The most famous example of this kind of cross-platform marketing is the Star Wars universe, but the closest recent equivalent to the spirit of Anderson’s output is something like Pixar’s Toy Story, in which the synergy between the films and the related products is built into the premise on which the fictional world rests, since the characters are all toys, whose appearance can therefore be duplicated exactly by toy manufacturers.
Toy Story is (much) better written than Anderson’s work, but his programmes are better designed, and the worlds they depict are three-dimensional, even if they are miniaturised. Indeed, every aspect of their production – sets, objects, vehicles, costumes – is remarkably coherent. This unity is only emphasised by the literally wooden acting, which adds to the impression of an entirely self-contained fictional environment, but the production design remains striking even in the live-action successors to Thunderbirds and Captain Scarlet: UFO (1969-70) and Space 1999 (1975-77). And since all the futuristic vehicles were models, they, like the characters of Toy Story, were relatively easy to duplicate as die-cast metal toys.

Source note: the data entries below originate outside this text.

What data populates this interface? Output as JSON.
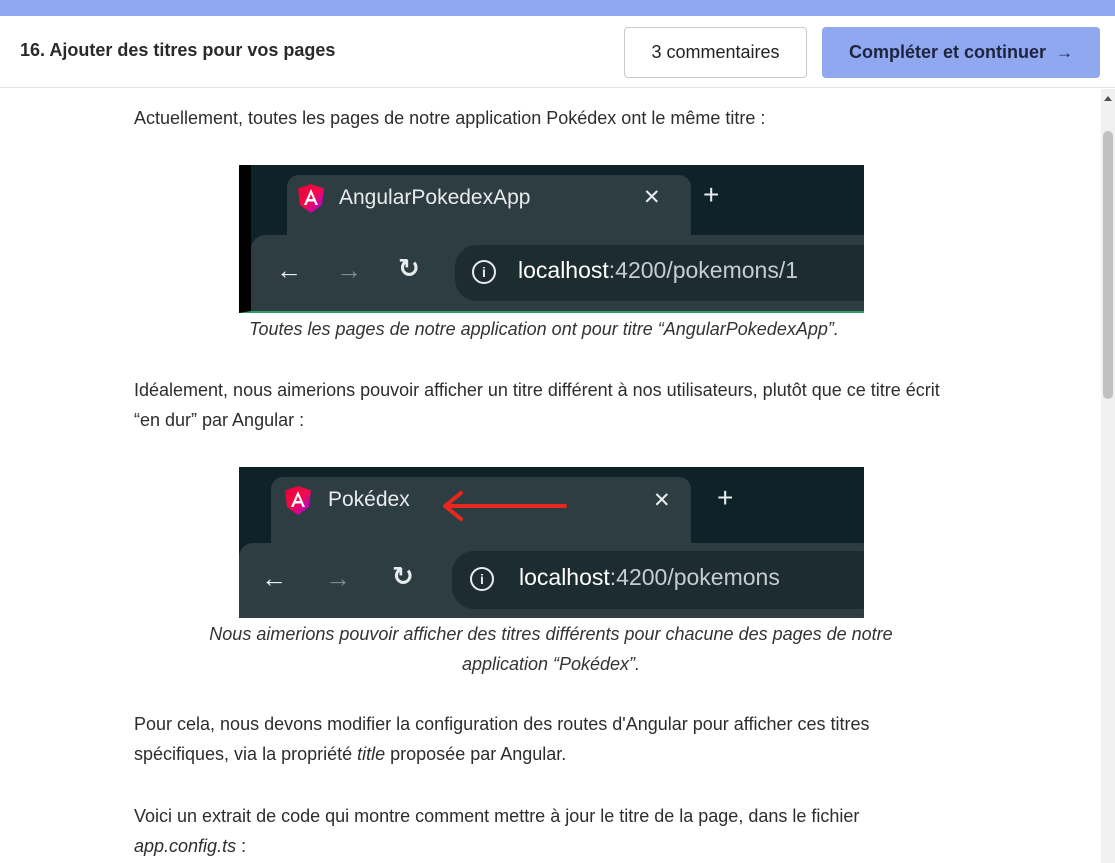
{
  "header": {
    "lesson_title": "16. Ajouter des titres pour vos pages",
    "comments_label": "3 commentaires",
    "complete_label": "Compléter et continuer",
    "complete_arrow": "→"
  },
  "content": {
    "p1": "Actuellement, toutes les pages de notre application Pokédex ont le même titre :",
    "screenshot1": {
      "tab_title": "AngularPokedexApp",
      "close": "✕",
      "new_tab": "+",
      "back": "←",
      "forward": "→",
      "reload": "↻",
      "info": "i",
      "url_host": "localhost",
      "url_rest": ":4200/pokemons/1"
    },
    "caption1": "Toutes les pages de notre application ont pour titre “AngularPokedexApp”.",
    "p2": "Idéalement, nous aimerions pouvoir afficher un titre différent à nos utilisateurs, plutôt que ce titre écrit “en dur” par Angular :",
    "screenshot2": {
      "tab_title": "Pokédex",
      "close": "✕",
      "new_tab": "+",
      "back": "←",
      "forward": "→",
      "reload": "↻",
      "info": "i",
      "url_host": "localhost",
      "url_rest": ":4200/pokemons"
    },
    "caption2": "Nous aimerions pouvoir afficher des titres différents pour chacune des pages de notre application “Pokédex”.",
    "p3_before": "Pour cela, nous devons modifier la configuration des routes d'Angular pour afficher ces titres spécifiques, via la propriété ",
    "p3_em": "title",
    "p3_after": " proposée par Angular.",
    "p4_before": "Voici un extrait de code qui montre comment mettre à jour le titre de la page, dans le fichier ",
    "p4_em": "app.config.ts",
    "p4_after": " :"
  },
  "colors": {
    "accent": "#8fa8ef",
    "top_strip": "#90a8ef",
    "browser_dark": "#0f2227",
    "browser_tab": "#2e3d42",
    "annotation_arrow": "#e8281e"
  },
  "icons": [
    "angular-logo-icon",
    "close-icon",
    "plus-icon",
    "back-arrow-icon",
    "forward-arrow-icon",
    "reload-icon",
    "info-icon",
    "red-arrow-annotation",
    "scroll-up-icon"
  ]
}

In many of Anderson’s programmes, the original narrative therefore served as a set of instructions for how to play with the toys, but this strategy can only work when the template provided by the programme is as generic as possible. Every episode of Thunderbirds and Captain Scarlet is more or less interchangeable with every other episode: the former always features a daring rescue in the face of an imminent disaster (often the result of sabotage), while the latter always involves a race to foil the latest Mysteron conspiracy against Earth (which the Mysterons always announced helpfully at the beginning of the episode), usually culminating in some new test of the limits of Captain Scarlet’s indestructibility.
One might describe this process as quintessentially postmodern, since it invites the reader / viewer to participate directly in the story, or rather to invent new variations upon simple story types, which are, in another sense of the word, ‘modelled’ by individual episodes. It is not, however, a new idea. A similar process is perhaps implied in the various reiterations of story cycles like the Arthurian and Grail legends, which the original listeners were encouraged to internalise and imitate in their own behaviour.
My novel Five Wounds shares a tendency towards highly schematic organisation with Gerry Anderson’s work, notably in its application of colour coding to the five protagonists, who are also puppets, in the metaphorical sense that their fates are overdetermined. They are at the mercy of their allotted role in the story structure: that is, at the mercy of forces external to their own nature. Indeed, the idea of the miniature, along with the related ideas of the doll and the automaton (both closely related to the puppet), all suggest a world that is simultaneously hyperreal, in its use of precise detail (as in the production design of Anderson's shows), and weirdly artificial, in its recourse to caricature (as in Anderson's use of puppets).
I doubt that anyone has ever described Anderson’s work as uncanny before, but that is what this combination of elements suggests.